• **What is required**: Please copy out every line in the records below that includes the word "JogjaSite".

• **Given entries**:
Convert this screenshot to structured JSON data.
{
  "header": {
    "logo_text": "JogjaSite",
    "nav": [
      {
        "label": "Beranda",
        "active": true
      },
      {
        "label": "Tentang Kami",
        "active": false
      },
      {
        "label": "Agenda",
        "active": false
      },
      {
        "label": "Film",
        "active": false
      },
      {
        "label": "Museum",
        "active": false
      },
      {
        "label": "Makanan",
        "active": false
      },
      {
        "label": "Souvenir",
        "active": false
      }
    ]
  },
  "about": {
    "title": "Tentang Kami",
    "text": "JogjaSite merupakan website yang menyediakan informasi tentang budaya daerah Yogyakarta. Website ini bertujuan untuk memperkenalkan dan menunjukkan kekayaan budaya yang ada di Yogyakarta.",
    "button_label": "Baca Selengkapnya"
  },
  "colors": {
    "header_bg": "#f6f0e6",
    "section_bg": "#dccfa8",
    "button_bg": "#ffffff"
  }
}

• **Written response**:
    "logo_text": "JogjaSite",
    "text": "JogjaSite merupakan website yang menyediakan informasi tentang budaya daerah Yogyakarta. Website ini bertujuan untuk memperkenalkan dan menunjukkan kekayaan budaya yang ada di Yogyakarta.",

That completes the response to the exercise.